Q11. I’ll be sure to let you know of any good ones I come across. Now this next question is a bit awkward, but is something I ask all independent filmmakers: do you direct full time or do you need to supplement your income?
Unfortunately directing does not fully pay the bills, yet. Most of my income comes from freelance editing, mainly for VH1. I am also signed as a director with Anthem Films for music videos and commercials.
Q12. Finally, did you always know that you wanted a career in filmmaking? What prompted this choice?

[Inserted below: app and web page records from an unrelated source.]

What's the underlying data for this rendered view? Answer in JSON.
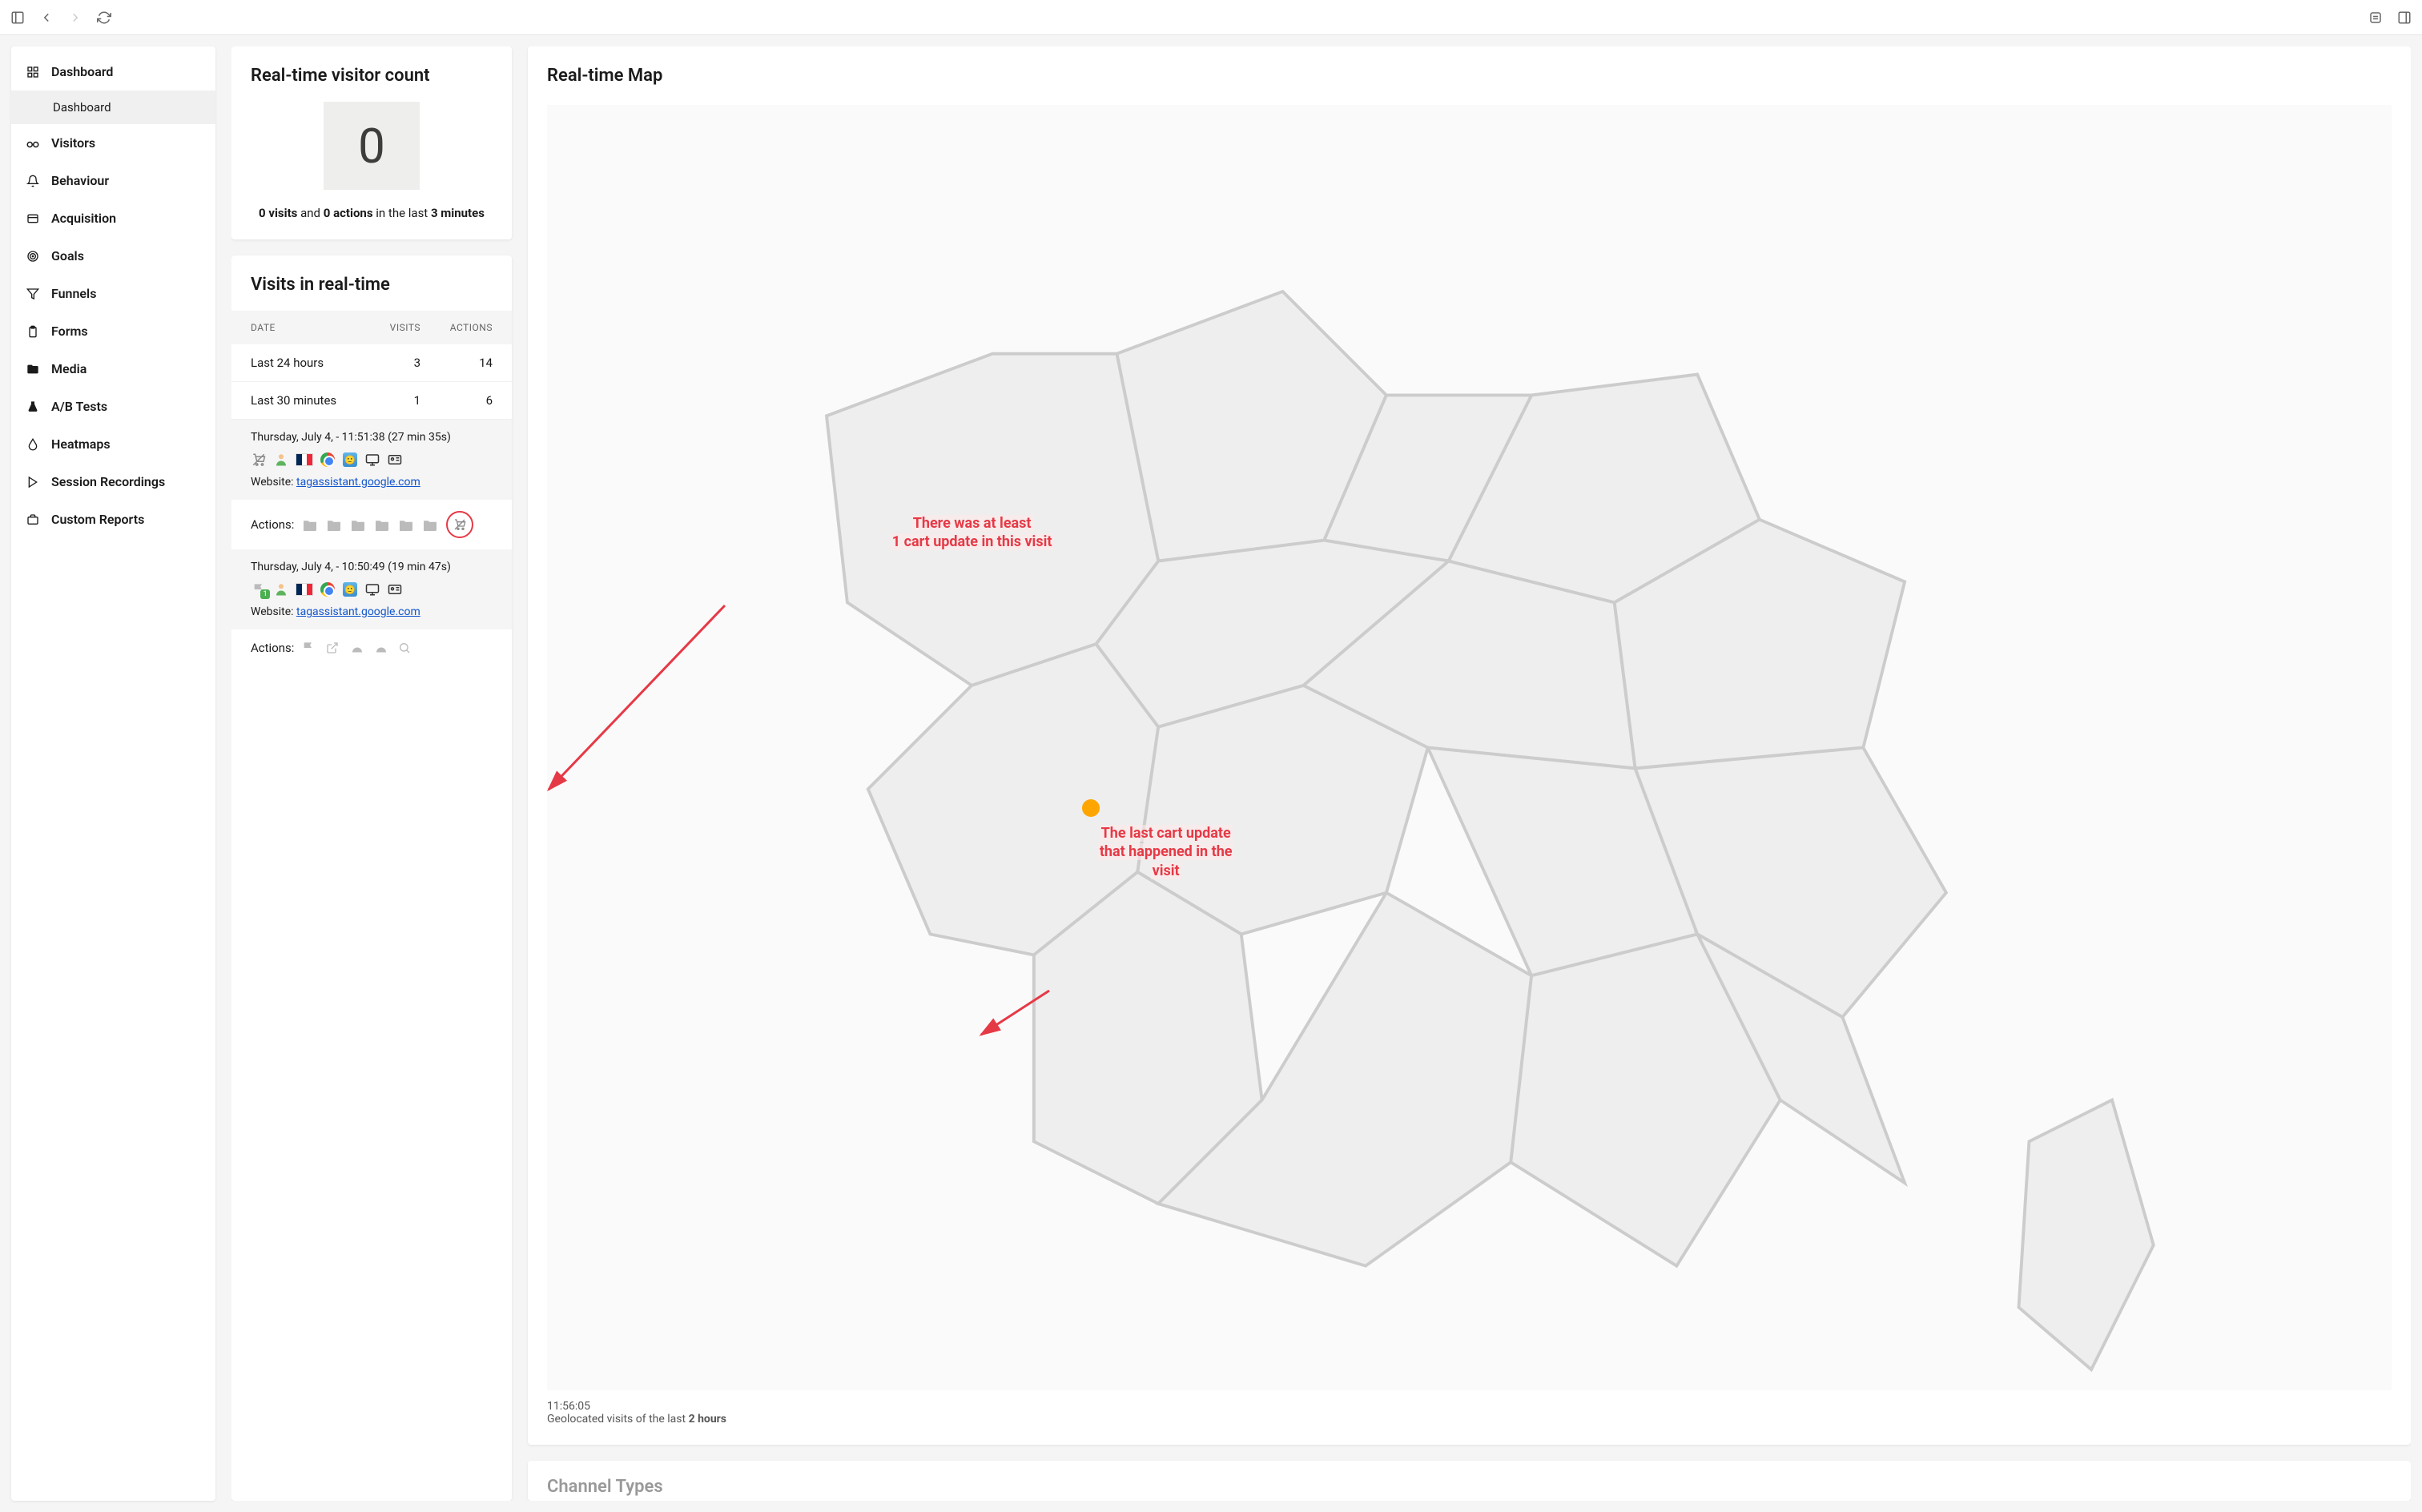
{
  "sidebar": {
    "items": [
      {
        "label": "Dashboard",
        "icon": "grid"
      },
      {
        "label": "Visitors",
        "icon": "glasses"
      },
      {
        "label": "Behaviour",
        "icon": "bell"
      },
      {
        "label": "Acquisition",
        "icon": "inbox"
      },
      {
        "label": "Goals",
        "icon": "target"
      },
      {
        "label": "Funnels",
        "icon": "funnel"
      },
      {
        "label": "Forms",
        "icon": "clipboard"
      },
      {
        "label": "Media",
        "icon": "folder"
      },
      {
        "label": "A/B Tests",
        "icon": "flask"
      },
      {
        "label": "Heatmaps",
        "icon": "drop"
      },
      {
        "label": "Session Recordings",
        "icon": "play"
      },
      {
        "label": "Custom Reports",
        "icon": "suitcase"
      }
    ],
    "subitem": "Dashboard"
  },
  "visitor_count": {
    "title": "Real-time visitor count",
    "count": "0",
    "visits": "0 visits",
    "and": " and ",
    "actions": "0 actions",
    "suffix": " in the last ",
    "minutes": "3 minutes"
  },
  "visits_realtime": {
    "title": "Visits in real-time",
    "headers": {
      "date": "DATE",
      "visits": "VISITS",
      "actions": "ACTIONS"
    },
    "rows": [
      {
        "label": "Last 24 hours",
        "visits": "3",
        "actions": "14"
      },
      {
        "label": "Last 30 minutes",
        "visits": "1",
        "actions": "6"
      }
    ],
    "entries": [
      {
        "timestamp": "Thursday, July 4, - 11:51:38 (27 min 35s)",
        "website_label": "Website: ",
        "website": "tagassistant.google.com",
        "actions_label": "Actions:",
        "folder_count": 6,
        "cart_circled": true
      },
      {
        "timestamp": "Thursday, July 4, - 10:50:49 (19 min 47s)",
        "website_label": "Website: ",
        "website": "tagassistant.google.com",
        "actions_label": "Actions:"
      }
    ]
  },
  "map": {
    "title": "Real-time Map",
    "timestamp": "11:56:05",
    "footer_prefix": "Geolocated visits of the last ",
    "footer_duration": "2 hours"
  },
  "channel": {
    "title": "Channel Types"
  },
  "annotations": {
    "a1_line1": "There was at least",
    "a1_line2": "1 cart update in this visit",
    "a2_line1": "The last cart update",
    "a2_line2": "that happened in the",
    "a2_line3": "visit"
  }
}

I realized I loved filmmaking in high school when I had to shoot a scene from the film Scarface. Naturally it was horrible, but I had such a fun time shooting it with my friends. Although at that time I didn’t think about filmmaking as a career, it was just something fun to do. I then went off to college for graphic design in Vermont, but quickly found I didn’t feel a connection to it at all. I had a few video classes and fell in love again with making films so I made the decision to leave that school and transfer to the School of Visual Arts in New York City to study film. I don’t know if there was one moment that I realized I wanted to do this as a career, it was just always something I felt confident doing. I couldn’t imagine doing anything else now and when I’m not on set or editing, I’m going crazy in my head and can’t wait to be working on the next project!
Reviewbrain: I’d like to thank Kevin for his time. If you’d like to learn more about it’s filmmaking process, a Behind the Scenes feature by Dylan Steinberg is available here.
A wondrous marriage of subtlety and honest to God emotions, The Drought is an example of the short film at it’s finest. You can watch the film here.
*Images courtesy of Kevin Slack. All other material in this blog is the intellectual property of reviewbrain (unless otherwise stated). Readers are free to make use of the information provided they cite the source (this blog) either by name (reviewbrain’s blog) or by linking to it. Please extend the same courtesy to the authors of the comments as well (by mentioning their names) to ensure that credit is given where credit is due.
Leave a Reply